    I made it. It was straight forward and easy to build and setup.


    My favourite article is by Bill Earl on using "millis" and creating a class - since then, I have never looked back and no longer use "delay". It would be good if this lesson perpetuated the practice.

    3 replies

    Bill Earl is my hero, and this is a relatively common complaint from experienced programmers when they look at ultra-beginner tutorials. However I wholeheartedly disagree with this opinion; I believe beginners should learn how to use delay() before they learn why you'd want to avoid using it. Have you been around Arduino beginners lately? There is a lot to grasp if you're just starting out. Personally, I remember the breadboard layout taking a lot of practice to truly get it.

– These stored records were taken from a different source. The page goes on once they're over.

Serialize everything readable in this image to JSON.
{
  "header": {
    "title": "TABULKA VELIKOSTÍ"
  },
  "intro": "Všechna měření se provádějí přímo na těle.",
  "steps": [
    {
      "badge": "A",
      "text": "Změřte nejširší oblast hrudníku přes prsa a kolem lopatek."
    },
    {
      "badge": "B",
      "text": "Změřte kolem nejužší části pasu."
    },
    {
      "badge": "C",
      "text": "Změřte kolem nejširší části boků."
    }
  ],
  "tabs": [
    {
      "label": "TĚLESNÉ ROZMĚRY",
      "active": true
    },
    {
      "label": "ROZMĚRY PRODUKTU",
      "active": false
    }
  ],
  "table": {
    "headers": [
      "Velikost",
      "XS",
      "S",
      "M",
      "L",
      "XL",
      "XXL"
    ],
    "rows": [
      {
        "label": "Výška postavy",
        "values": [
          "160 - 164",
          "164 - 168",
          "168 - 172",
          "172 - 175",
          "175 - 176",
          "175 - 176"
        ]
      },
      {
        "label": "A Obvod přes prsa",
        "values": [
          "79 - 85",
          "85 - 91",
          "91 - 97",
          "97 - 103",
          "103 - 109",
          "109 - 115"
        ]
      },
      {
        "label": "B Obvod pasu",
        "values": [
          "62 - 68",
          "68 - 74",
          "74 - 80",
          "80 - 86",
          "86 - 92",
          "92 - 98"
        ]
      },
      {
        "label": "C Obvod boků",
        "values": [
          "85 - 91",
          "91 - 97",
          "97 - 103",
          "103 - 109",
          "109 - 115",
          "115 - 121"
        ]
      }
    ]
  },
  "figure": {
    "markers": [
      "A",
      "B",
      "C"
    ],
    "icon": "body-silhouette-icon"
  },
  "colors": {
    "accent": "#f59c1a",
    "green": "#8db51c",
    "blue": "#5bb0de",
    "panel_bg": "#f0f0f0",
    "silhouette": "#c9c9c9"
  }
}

    Thanks for your reply! I am willing to go with your reasoning - I am actually not a programmer of any description. But because of my technical background I could sort of follow along intuitively and I was speaking from my own personal experience - in 3 years of playing with, and using ARDUINO, I never progressed beyond linear programming dictated by "delay". Then I read Bill's article and it was so clearly and logically explained that it multiplied my use of ARDUINO 100 fold. I come across many 'practical" programmers like me, results rather than theory driven, so I thought I would share a different point of view towards learning.

    Great personal growth anecdote! Sounds like you have some Arduino experience then. This lesson is for ultra-beginners, and we'll get to using millis for timing in a future lesson!


    Very good but using "millis" would have been better but thanks love the artwork.

    1 reply

    This lesson is for ultra-beginners who are already taking on in a lot of new info, we'll get to using millis for timing in a future lesson for sure!